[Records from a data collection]
========

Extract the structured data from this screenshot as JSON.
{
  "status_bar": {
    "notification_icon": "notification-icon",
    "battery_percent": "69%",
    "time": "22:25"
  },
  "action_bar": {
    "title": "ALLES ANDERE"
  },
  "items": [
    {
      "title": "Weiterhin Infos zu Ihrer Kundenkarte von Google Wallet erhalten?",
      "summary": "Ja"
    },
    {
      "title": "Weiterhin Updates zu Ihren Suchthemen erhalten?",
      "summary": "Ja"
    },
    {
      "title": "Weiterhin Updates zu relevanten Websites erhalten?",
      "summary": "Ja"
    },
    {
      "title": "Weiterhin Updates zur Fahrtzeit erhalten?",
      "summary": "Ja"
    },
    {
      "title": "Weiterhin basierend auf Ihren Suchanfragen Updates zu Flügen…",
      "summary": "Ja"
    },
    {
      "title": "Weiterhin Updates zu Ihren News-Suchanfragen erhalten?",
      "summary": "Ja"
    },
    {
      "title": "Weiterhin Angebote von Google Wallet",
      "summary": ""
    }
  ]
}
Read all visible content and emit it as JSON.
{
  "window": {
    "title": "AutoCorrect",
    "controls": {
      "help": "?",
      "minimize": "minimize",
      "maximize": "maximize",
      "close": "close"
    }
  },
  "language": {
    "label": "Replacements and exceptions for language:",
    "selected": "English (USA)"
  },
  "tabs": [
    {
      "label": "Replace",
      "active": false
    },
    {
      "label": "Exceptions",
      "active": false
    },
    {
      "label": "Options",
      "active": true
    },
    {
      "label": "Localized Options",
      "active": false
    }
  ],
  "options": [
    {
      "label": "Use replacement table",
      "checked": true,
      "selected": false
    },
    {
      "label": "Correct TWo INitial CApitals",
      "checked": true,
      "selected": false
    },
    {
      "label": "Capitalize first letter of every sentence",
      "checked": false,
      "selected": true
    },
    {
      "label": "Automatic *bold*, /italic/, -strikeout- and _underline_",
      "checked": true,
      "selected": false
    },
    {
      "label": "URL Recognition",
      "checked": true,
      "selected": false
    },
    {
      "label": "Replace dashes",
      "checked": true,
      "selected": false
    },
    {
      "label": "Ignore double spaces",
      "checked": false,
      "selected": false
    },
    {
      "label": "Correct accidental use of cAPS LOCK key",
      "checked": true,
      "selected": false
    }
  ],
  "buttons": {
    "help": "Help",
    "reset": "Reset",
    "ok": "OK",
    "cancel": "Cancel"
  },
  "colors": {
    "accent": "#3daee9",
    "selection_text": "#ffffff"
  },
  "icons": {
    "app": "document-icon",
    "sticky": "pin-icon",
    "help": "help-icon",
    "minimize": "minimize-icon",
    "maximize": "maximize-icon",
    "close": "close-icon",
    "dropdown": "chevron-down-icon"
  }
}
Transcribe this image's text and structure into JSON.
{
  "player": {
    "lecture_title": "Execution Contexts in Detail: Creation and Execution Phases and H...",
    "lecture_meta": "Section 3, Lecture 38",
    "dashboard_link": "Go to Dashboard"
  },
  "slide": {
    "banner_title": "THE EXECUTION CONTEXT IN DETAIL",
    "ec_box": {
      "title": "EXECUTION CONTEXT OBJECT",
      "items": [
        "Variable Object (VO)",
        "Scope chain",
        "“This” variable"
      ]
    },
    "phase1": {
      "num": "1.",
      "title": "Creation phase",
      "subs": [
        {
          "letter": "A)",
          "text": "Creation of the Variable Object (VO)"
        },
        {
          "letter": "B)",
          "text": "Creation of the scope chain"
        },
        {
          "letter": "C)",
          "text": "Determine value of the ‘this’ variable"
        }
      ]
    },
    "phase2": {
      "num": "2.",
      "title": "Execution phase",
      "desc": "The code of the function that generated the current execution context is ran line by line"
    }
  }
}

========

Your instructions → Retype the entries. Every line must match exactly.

Answer to the exercise →
Extract the structured data from this screenshot as JSON.
{
  "status_bar": {
    "notification_icon": "notification-icon",
    "battery_percent": "69%",
    "time": "22:25"
  },
  "action_bar": {
    "title": "ALLES ANDERE"
  },
  "items": [
    {
      "title": "Weiterhin Infos zu Ihrer Kundenkarte von Google Wallet erhalten?",
      "summary": "Ja"
    },
    {
      "title": "Weiterhin Updates zu Ihren Suchthemen erhalten?",
      "summary": "Ja"
    },
    {
      "title": "Weiterhin Updates zu relevanten Websites erhalten?",
      "summary": "Ja"
    },
    {
      "title": "Weiterhin Updates zur Fahrtzeit erhalten?",
      "summary": "Ja"
    },
    {
      "title": "Weiterhin basierend auf Ihren Suchanfragen Updates zu Flügen…",
      "summary": "Ja"
    },
    {
      "title": "Weiterhin Updates zu Ihren News-Suchanfragen erhalten?",
      "summary": "Ja"
    },
    {
      "title": "Weiterhin Angebote von Google Wallet",
      "summary": ""
    }
  ]
}
Read all visible content and emit it as JSON.
{
  "window": {
    "title": "AutoCorrect",
    "controls": {
      "help": "?",
      "minimize": "minimize",
      "maximize": "maximize",
      "close": "close"
    }
  },
  "language": {
    "label": "Replacements and exceptions for language:",
    "selected": "English (USA)"
  },
  "tabs": [
    {
      "label": "Replace",
      "active": false
    },
    {
      "label": "Exceptions",
      "active": false
    },
    {
      "label": "Options",
      "active": true
    },
    {
      "label": "Localized Options",
      "active": false
    }
  ],
  "options": [
    {
      "label": "Use replacement table",
      "checked": true,
      "selected": false
    },
    {
      "label": "Correct TWo INitial CApitals",
      "checked": true,
      "selected": false
    },
    {
      "label": "Capitalize first letter of every sentence",
      "checked": false,
      "selected": true
    },
    {
      "label": "Automatic *bold*, /italic/, -strikeout- and _underline_",
      "checked": true,
      "selected": false
    },
    {
      "label": "URL Recognition",
      "checked": true,
      "selected": false
    },
    {
      "label": "Replace dashes",
      "checked": true,
      "selected": false
    },
    {
      "label": "Ignore double spaces",
      "checked": false,
      "selected": false
    },
    {
      "label": "Correct accidental use of cAPS LOCK key",
      "checked": true,
      "selected": false
    }
  ],
  "buttons": {
    "help": "Help",
    "reset": "Reset",
    "ok": "OK",
    "cancel": "Cancel"
  },
  "colors": {
    "accent": "#3daee9",
    "selection_text": "#ffffff"
  },
  "icons": {
    "app": "document-icon",
    "sticky": "pin-icon",
    "help": "help-icon",
    "minimize": "minimize-icon",
    "maximize": "maximize-icon",
    "close": "close-icon",
    "dropdown": "chevron-down-icon"
  }
}
Transcribe this image's text and structure into JSON.
{
  "player": {
    "lecture_title": "Execution Contexts in Detail: Creation and Execution Phases and H...",
    "lecture_meta": "Section 3, Lecture 38",
    "dashboard_link": "Go to Dashboard"
  },
  "slide": {
    "banner_title": "THE EXECUTION CONTEXT IN DETAIL",
    "ec_box": {
      "title": "EXECUTION CONTEXT OBJECT",
      "items": [
        "Variable Object (VO)",
        "Scope chain",
        "“This” variable"
      ]
    },
    "phase1": {
      "num": "1.",
      "title": "Creation phase",
      "subs": [
        {
          "letter": "A)",
          "text": "Creation of the Variable Object (VO)"
        },
        {
          "letter": "B)",
          "text": "Creation of the scope chain"
        },
        {
          "letter": "C)",
          "text": "Determine value of the ‘this’ variable"
        }
      ]
    },
    "phase2": {
      "num": "2.",
      "title": "Execution phase",
      "desc": "The code of the function that generated the current execution context is ran line by line"
    }
  }
}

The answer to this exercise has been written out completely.